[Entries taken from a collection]
..............................

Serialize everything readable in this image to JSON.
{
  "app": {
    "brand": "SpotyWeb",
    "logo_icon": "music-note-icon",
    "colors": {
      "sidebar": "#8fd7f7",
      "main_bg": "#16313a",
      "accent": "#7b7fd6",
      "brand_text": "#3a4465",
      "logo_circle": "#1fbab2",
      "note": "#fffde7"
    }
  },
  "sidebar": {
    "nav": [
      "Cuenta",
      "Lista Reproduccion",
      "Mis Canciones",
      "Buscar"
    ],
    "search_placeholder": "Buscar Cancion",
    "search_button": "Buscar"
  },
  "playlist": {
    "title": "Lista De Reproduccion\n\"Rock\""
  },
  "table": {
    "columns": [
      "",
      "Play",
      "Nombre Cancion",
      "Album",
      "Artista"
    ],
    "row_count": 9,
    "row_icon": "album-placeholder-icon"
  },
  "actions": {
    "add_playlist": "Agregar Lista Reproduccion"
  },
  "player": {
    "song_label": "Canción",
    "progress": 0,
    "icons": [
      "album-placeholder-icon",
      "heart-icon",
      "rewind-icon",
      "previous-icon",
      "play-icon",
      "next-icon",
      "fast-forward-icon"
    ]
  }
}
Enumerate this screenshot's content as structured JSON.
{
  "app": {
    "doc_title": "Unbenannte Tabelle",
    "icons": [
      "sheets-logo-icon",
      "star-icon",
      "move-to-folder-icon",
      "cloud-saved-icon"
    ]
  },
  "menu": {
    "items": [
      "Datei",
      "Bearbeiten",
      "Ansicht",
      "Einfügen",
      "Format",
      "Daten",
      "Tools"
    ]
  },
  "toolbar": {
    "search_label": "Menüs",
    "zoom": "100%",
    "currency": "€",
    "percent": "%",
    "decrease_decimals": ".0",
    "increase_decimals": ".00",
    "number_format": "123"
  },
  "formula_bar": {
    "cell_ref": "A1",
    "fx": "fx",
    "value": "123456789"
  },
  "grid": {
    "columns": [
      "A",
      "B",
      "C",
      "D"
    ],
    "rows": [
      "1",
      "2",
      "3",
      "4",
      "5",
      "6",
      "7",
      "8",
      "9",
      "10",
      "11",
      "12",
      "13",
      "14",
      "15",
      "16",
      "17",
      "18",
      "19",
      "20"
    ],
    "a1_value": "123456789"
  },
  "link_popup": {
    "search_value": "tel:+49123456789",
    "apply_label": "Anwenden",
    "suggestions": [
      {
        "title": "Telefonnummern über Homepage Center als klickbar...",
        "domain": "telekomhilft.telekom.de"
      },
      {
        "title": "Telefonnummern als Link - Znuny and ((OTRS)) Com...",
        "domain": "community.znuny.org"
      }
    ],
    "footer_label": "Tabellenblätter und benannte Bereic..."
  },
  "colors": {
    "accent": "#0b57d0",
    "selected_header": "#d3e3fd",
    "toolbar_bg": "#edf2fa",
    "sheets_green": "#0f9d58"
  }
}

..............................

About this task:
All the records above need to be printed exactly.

Written response:
Serialize everything readable in this image to JSON.
{
  "app": {
    "brand": "SpotyWeb",
    "logo_icon": "music-note-icon",
    "colors": {
      "sidebar": "#8fd7f7",
      "main_bg": "#16313a",
      "accent": "#7b7fd6",
      "brand_text": "#3a4465",
      "logo_circle": "#1fbab2",
      "note": "#fffde7"
    }
  },
  "sidebar": {
    "nav": [
      "Cuenta",
      "Lista Reproduccion",
      "Mis Canciones",
      "Buscar"
    ],
    "search_placeholder": "Buscar Cancion",
    "search_button": "Buscar"
  },
  "playlist": {
    "title": "Lista De Reproduccion\n\"Rock\""
  },
  "table": {
    "columns": [
      "",
      "Play",
      "Nombre Cancion",
      "Album",
      "Artista"
    ],
    "row_count": 9,
    "row_icon": "album-placeholder-icon"
  },
  "actions": {
    "add_playlist": "Agregar Lista Reproduccion"
  },
  "player": {
    "song_label": "Canción",
    "progress": 0,
    "icons": [
      "album-placeholder-icon",
      "heart-icon",
      "rewind-icon",
      "previous-icon",
      "play-icon",
      "next-icon",
      "fast-forward-icon"
    ]
  }
}
Enumerate this screenshot's content as structured JSON.
{
  "app": {
    "doc_title": "Unbenannte Tabelle",
    "icons": [
      "sheets-logo-icon",
      "star-icon",
      "move-to-folder-icon",
      "cloud-saved-icon"
    ]
  },
  "menu": {
    "items": [
      "Datei",
      "Bearbeiten",
      "Ansicht",
      "Einfügen",
      "Format",
      "Daten",
      "Tools"
    ]
  },
  "toolbar": {
    "search_label": "Menüs",
    "zoom": "100%",
    "currency": "€",
    "percent": "%",
    "decrease_decimals": ".0",
    "increase_decimals": ".00",
    "number_format": "123"
  },
  "formula_bar": {
    "cell_ref": "A1",
    "fx": "fx",
    "value": "123456789"
  },
  "grid": {
    "columns": [
      "A",
      "B",
      "C",
      "D"
    ],
    "rows": [
      "1",
      "2",
      "3",
      "4",
      "5",
      "6",
      "7",
      "8",
      "9",
      "10",
      "11",
      "12",
      "13",
      "14",
      "15",
      "16",
      "17",
      "18",
      "19",
      "20"
    ],
    "a1_value": "123456789"
  },
  "link_popup": {
    "search_value": "tel:+49123456789",
    "apply_label": "Anwenden",
    "suggestions": [
      {
        "title": "Telefonnummern über Homepage Center als klickbar...",
        "domain": "telekomhilft.telekom.de"
      },
      {
        "title": "Telefonnummern als Link - Znuny and ((OTRS)) Com...",
        "domain": "community.znuny.org"
      }
    ],
    "footer_label": "Tabellenblätter und benannte Bereic..."
  },
  "colors": {
    "accent": "#0b57d0",
    "selected_header": "#d3e3fd",
    "toolbar_bg": "#edf2fa",
    "sheets_green": "#0f9d58"
  }
}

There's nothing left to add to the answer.